By 2007, the network had launched two more music-oriented networks, BET Hip-Hop and BET Gospel. BET also launched a batch of original programming by this time, including reality shows Baldwin Hills and Hell Date, competition show Sunday Best, and town hall-style discussion show Hip Hop vs. America. BET’s president of entertainment Reginald Hudlin resigned from the network on September 11, 2008. He was then replaced by Stephen Hill, who is also executive vice president of music programming and talent. BET announced in March 2010 that Ed Gordon would return to the network to host “a variety of news programs and specials”.
In March 2017, president of programming Stephen Hill and executive vice president of original programming Zola Mashariki both stepped down. Connie Orlando, senior vice president of Specials, Music Programming, and News was named the interim president of programming.
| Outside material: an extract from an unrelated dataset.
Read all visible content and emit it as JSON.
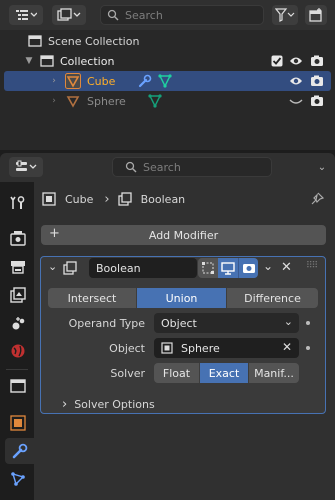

In July 2017, Viacom signed new film and television development deals with Tyler Perry following the expiration of his existing pact with Discovery Inc. in 2019. As part of this deal, Perry would produce The Oval and Sistas for BET and co-own the network’s newly launched streaming service, BET+.
Main article: List of programs broadcast by BET
BET’s programming began with a wide range of comedy, news and current affairs, public affairs, and music programming, including mainstream rap, hip-hop and R&B music videos (which now air on its branded sister networks) and the network’s former flagship program, 106 & Park (which debuted on September 11, 2000 and ended on December 19, 2014). In addition, BET has previously aired same-day or week-delayed late-night runs of syndicated talk shows.
Original programming currently seen on BET include Boomerang, Games People Play and The Oval. Daily programming on the network consists of acquired television series and both theatrically and direct-to-video-released films. The network’s morning BET Rejoice block (formally BET Inspiration until 2017) is dedicated to Christian programming and airs in lieu of infomercials in late-night, which the network has not aired since 1997; BET is one of a handful of subscription channels and one of only two Viacom-owned networks to have discontinued airing infomercials (sister network Nickelodeon ran infomercials in some overnight timeslots from 1987 to 1998, with series airing in that daypart since then).
BET also carries and produces several Award telecasts, including the network’s own BET Awards, which were established in 2001 to celebrate African Americans and different minorities in music, acting, sports and other parts of entertainment over the past year, and The BET Honors, which were established in 2008 to honor the lives and achievements of African-American luminaries and are presented during Black History Month each February. The BET Awards is the network’s flaghip event, with the “BET Experience” festival held in the days leading up to the telecast.